• _Task to complete_
Go line by line through the entries below and copy those containing the string "this".

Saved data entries

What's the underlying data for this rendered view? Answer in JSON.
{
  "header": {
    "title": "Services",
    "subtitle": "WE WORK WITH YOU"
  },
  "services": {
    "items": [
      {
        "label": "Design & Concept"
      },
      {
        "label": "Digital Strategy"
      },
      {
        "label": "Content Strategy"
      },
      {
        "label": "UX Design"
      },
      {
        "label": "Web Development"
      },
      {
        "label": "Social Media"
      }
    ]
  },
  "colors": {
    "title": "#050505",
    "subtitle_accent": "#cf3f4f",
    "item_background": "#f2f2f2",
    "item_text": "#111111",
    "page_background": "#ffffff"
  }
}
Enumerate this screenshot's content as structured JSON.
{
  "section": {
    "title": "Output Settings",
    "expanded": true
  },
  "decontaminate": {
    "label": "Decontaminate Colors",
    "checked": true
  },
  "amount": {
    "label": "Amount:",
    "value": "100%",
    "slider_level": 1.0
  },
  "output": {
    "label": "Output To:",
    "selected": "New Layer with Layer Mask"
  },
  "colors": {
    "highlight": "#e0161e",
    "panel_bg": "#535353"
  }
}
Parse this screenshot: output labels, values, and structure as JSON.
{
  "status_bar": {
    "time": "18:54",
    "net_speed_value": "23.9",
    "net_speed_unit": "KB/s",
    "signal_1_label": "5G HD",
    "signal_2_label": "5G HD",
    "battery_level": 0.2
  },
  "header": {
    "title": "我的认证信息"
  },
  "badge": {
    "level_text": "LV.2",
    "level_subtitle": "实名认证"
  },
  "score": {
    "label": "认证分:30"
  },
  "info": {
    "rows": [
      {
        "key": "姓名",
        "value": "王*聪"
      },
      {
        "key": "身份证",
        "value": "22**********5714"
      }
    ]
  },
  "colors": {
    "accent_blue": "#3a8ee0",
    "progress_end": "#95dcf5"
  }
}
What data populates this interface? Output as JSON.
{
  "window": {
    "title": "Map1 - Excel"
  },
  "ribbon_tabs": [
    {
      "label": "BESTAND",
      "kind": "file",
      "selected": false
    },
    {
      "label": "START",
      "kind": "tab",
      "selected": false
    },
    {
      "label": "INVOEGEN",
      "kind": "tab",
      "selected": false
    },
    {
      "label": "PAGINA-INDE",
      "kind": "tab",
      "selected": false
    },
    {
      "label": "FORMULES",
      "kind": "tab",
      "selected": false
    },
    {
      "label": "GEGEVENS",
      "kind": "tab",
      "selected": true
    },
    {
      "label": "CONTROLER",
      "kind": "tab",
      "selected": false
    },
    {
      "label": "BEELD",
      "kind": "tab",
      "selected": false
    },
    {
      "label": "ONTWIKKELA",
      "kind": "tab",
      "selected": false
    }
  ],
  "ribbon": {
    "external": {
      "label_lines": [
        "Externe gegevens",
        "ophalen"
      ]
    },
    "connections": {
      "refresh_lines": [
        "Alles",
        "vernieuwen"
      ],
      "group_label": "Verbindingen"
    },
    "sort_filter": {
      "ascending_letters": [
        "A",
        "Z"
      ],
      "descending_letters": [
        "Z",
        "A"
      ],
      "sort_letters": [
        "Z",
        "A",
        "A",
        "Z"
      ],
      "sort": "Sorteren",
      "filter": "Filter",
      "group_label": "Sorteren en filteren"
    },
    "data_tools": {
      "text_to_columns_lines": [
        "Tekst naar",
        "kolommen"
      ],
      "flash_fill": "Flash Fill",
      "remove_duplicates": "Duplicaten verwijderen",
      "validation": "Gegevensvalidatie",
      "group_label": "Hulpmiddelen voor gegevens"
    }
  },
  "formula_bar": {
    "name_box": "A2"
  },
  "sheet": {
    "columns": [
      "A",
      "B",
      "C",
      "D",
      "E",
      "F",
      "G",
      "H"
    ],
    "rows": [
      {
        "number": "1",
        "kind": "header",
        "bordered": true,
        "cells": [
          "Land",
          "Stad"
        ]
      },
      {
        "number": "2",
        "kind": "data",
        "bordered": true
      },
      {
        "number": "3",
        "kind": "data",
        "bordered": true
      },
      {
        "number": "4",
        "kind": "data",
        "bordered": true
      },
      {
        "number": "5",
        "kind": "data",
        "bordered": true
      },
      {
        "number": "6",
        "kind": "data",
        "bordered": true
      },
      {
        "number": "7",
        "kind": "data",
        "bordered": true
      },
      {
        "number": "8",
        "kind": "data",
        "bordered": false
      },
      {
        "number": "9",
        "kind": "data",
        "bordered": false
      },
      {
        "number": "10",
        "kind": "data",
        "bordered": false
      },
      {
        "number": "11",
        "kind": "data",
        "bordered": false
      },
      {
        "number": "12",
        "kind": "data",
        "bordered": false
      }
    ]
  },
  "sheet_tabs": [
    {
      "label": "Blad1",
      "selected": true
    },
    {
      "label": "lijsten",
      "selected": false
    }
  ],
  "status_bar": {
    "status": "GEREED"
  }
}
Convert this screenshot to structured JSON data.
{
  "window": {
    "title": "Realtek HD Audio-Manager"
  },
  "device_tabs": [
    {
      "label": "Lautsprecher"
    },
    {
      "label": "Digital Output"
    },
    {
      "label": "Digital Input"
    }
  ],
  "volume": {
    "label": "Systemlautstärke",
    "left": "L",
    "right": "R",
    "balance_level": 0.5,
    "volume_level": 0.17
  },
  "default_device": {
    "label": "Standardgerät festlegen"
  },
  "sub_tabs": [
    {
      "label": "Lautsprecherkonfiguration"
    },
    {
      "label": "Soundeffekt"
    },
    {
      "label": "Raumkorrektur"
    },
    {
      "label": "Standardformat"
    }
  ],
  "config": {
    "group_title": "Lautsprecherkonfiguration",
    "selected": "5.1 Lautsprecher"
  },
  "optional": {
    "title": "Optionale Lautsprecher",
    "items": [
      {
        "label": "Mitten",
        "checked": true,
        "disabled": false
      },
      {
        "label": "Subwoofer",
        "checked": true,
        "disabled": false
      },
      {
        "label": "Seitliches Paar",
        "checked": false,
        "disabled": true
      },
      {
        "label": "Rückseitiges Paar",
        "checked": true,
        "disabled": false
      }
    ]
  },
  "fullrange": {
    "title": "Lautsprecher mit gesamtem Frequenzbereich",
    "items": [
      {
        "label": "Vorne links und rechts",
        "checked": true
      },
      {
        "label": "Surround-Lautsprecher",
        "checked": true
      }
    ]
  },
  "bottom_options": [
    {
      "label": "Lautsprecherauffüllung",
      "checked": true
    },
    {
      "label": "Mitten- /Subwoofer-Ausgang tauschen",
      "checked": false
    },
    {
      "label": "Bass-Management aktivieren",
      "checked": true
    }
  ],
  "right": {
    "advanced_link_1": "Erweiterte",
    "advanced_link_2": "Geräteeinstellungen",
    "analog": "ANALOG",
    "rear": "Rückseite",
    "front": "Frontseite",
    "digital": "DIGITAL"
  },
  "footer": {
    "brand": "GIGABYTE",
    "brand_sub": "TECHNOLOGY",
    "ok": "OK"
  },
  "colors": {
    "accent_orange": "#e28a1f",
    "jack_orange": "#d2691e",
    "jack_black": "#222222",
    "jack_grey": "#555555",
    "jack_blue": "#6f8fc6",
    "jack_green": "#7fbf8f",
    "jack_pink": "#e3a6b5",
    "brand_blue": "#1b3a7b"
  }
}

• _Exercise output_
What's the underlying data for this rendered view? Answer in JSON.
Enumerate this screenshot's content as structured JSON.
Parse this screenshot: output labels, values, and structure as JSON.
What data populates this interface? Output as JSON.
Convert this screenshot to structured JSON data.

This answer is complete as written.